5. Human powered cars: HumanCar
Taking a page right out of ‘The Flintstones’, the human powered car is as sustainable as it gets. Powered by unique series of back and forth cranks, which are to be operated by the passengers, the whole contraption only works well with four people on board. Of course, the HumanCar could also be driven by a single driver, but then it will be powered by a hybrid engine or a fully electrical set up. As for solid specs, the $15,000 vehicle can supposedly move to a top speed of 30 mph (48km/h) with the ‘human power’ of four.
6. Hydrogen Petrol powered cars

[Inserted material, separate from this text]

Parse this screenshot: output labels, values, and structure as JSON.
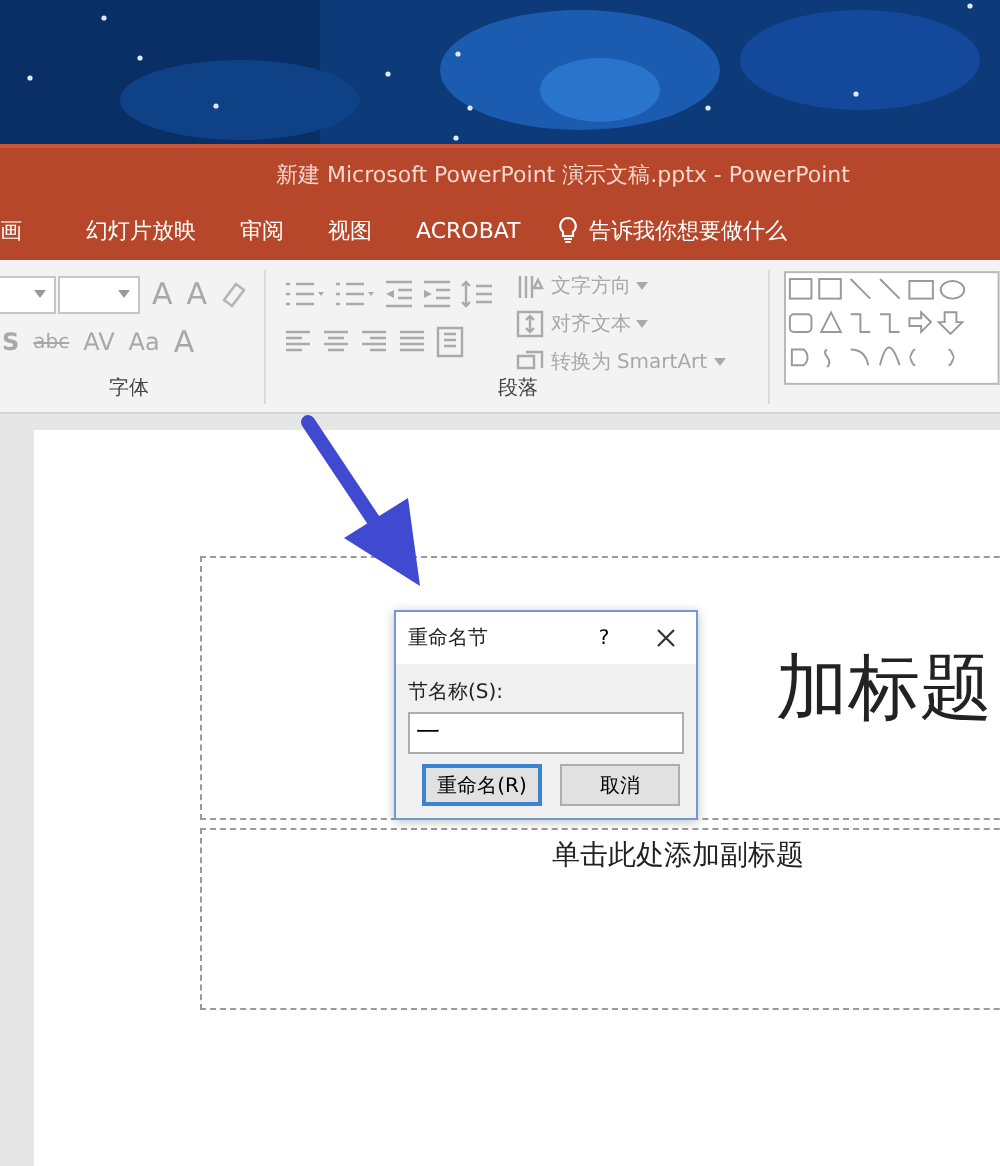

British scientists are in the process of devising an artificial petrol component which is based on hydrogen, rather than carbon. This means the final by product after combustion will be limited to water, instead of harmful carbon fumes. However, even beyond its fascinatingly green potential, the artificial petrol will most likely be ludicrously cost effective. In fact, according to the researchers, the advanced fuel is expected to have a price of around just $1.50 a gallon, by its final stage of development after two years.
Now, the only silver lining in the current situation is that the amplitude of our green technology has certainly expanded beyond the constraints of electric driven mechanisms. Yes, some of them may still be relegated within the ambit of concepts and prototypes, but their continued credible development in the future may herald a more collective solution, both from perspectives of environment and user convenience.